## WHAT IS REQUIRED
Search the entries below for the word "message" and copy each line that has it.

## EXTRACTED DATA

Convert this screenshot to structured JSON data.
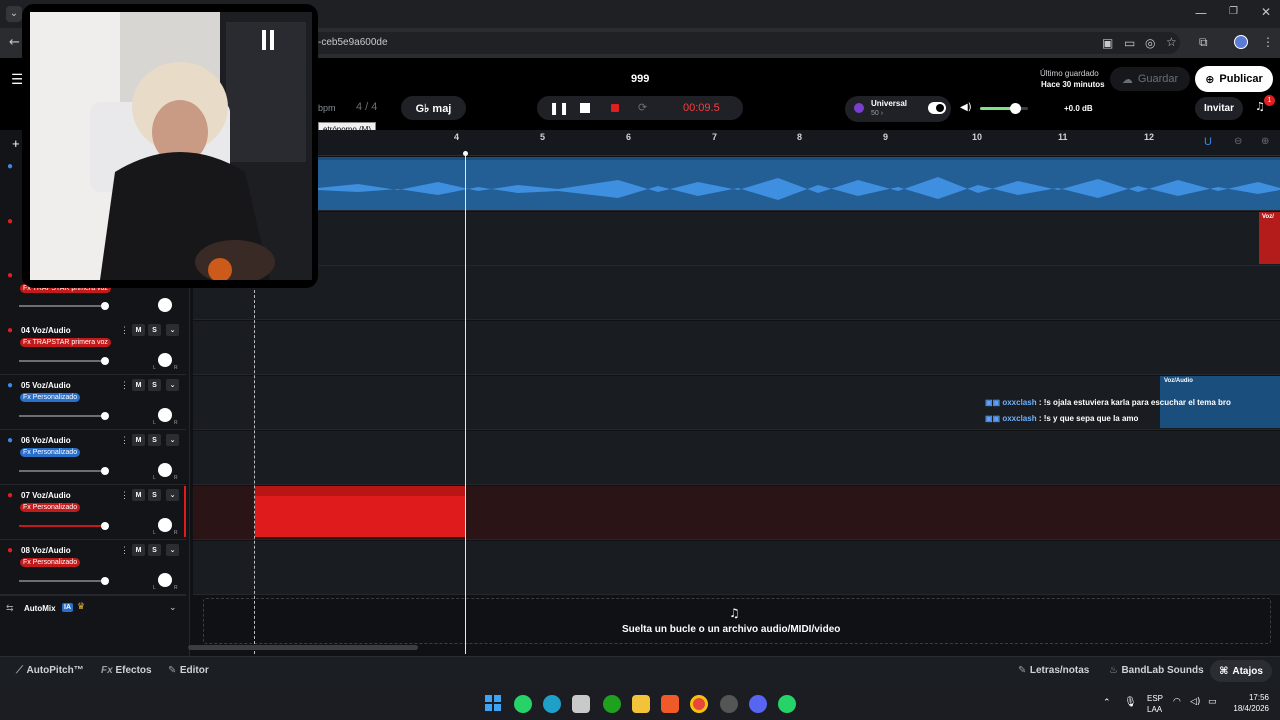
{
  "browser": {
    "url_fragment": "-ceb5e9a600de"
  },
  "header": {
    "project_title": "999",
    "last_saved_label": "Último guardado",
    "last_saved_time": "Hace 30 minutos",
    "save_label": "Guardar",
    "publish_label": "Publicar",
    "invite_label": "Invitar",
    "notification_count": "1"
  },
  "transport": {
    "bpm_label": "bpm",
    "time_sig": "4 / 4",
    "key_label": "G♭ maj",
    "time": "00:09.5",
    "metronome_tooltip": "etrónomo (M)"
  },
  "universal": {
    "label": "Universal",
    "value": "50 ›"
  },
  "volume": {
    "level_label": "+0.0 dB",
    "level": 0.72
  },
  "ruler": {
    "bars": [
      "4",
      "5",
      "6",
      "7",
      "8",
      "9",
      "10",
      "11",
      "12"
    ]
  },
  "tracks": [
    {
      "num": "04",
      "name": "Voz/Audio",
      "fx": "Fx TRAPSTAR primera voz",
      "fx_color": "red",
      "mic_color": "red"
    },
    {
      "num": "05",
      "name": "Voz/Audio",
      "fx": "Fx Personalizado",
      "fx_color": "blue",
      "mic_color": "blue"
    },
    {
      "num": "06",
      "name": "Voz/Audio",
      "fx": "Fx Personalizado",
      "fx_color": "blue",
      "mic_color": "blue"
    },
    {
      "num": "07",
      "name": "Voz/Audio",
      "fx": "Fx Personalizado",
      "fx_color": "red",
      "mic_color": "red"
    },
    {
      "num": "08",
      "name": "Voz/Audio",
      "fx": "Fx Personalizado",
      "fx_color": "red",
      "mic_color": "red"
    }
  ],
  "track03_fx": "Fx TRAPSTAR primera voz",
  "track_buttons": {
    "mute": "M",
    "solo": "S",
    "pan_l": "L",
    "pan_r": "R"
  },
  "automix": {
    "label": "AutoMix",
    "badge": "IA"
  },
  "dropzone": {
    "text": "Suelta un bucle o un archivo audio/MIDI/video"
  },
  "clip_labels": {
    "voz_audio": "Voz/Audio",
    "voz_short": "Voz/"
  },
  "chat": [
    {
      "user": "oxxclash",
      "message": ": !s ojala estuviera karla para escuchar el tema bro"
    },
    {
      "user": "oxxclash",
      "message": ": !s y que sepa que la amo"
    }
  ],
  "bottom_tabs": {
    "autopitch": "AutoPitch™",
    "effects": "Efectos",
    "editor": "Editor",
    "lyrics": "Letras/notas",
    "sounds": "BandLab Sounds",
    "shortcuts": "Atajos"
  },
  "taskbar": {
    "lang1": "ESP",
    "lang2": "LAA",
    "time": "17:56",
    "date": "18/4/2026"
  }
}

## ANSWER BOX
      "message": ": !s ojala estuviera karla para escuchar el tema bro"
      "message": ": !s y que sepa que la amo"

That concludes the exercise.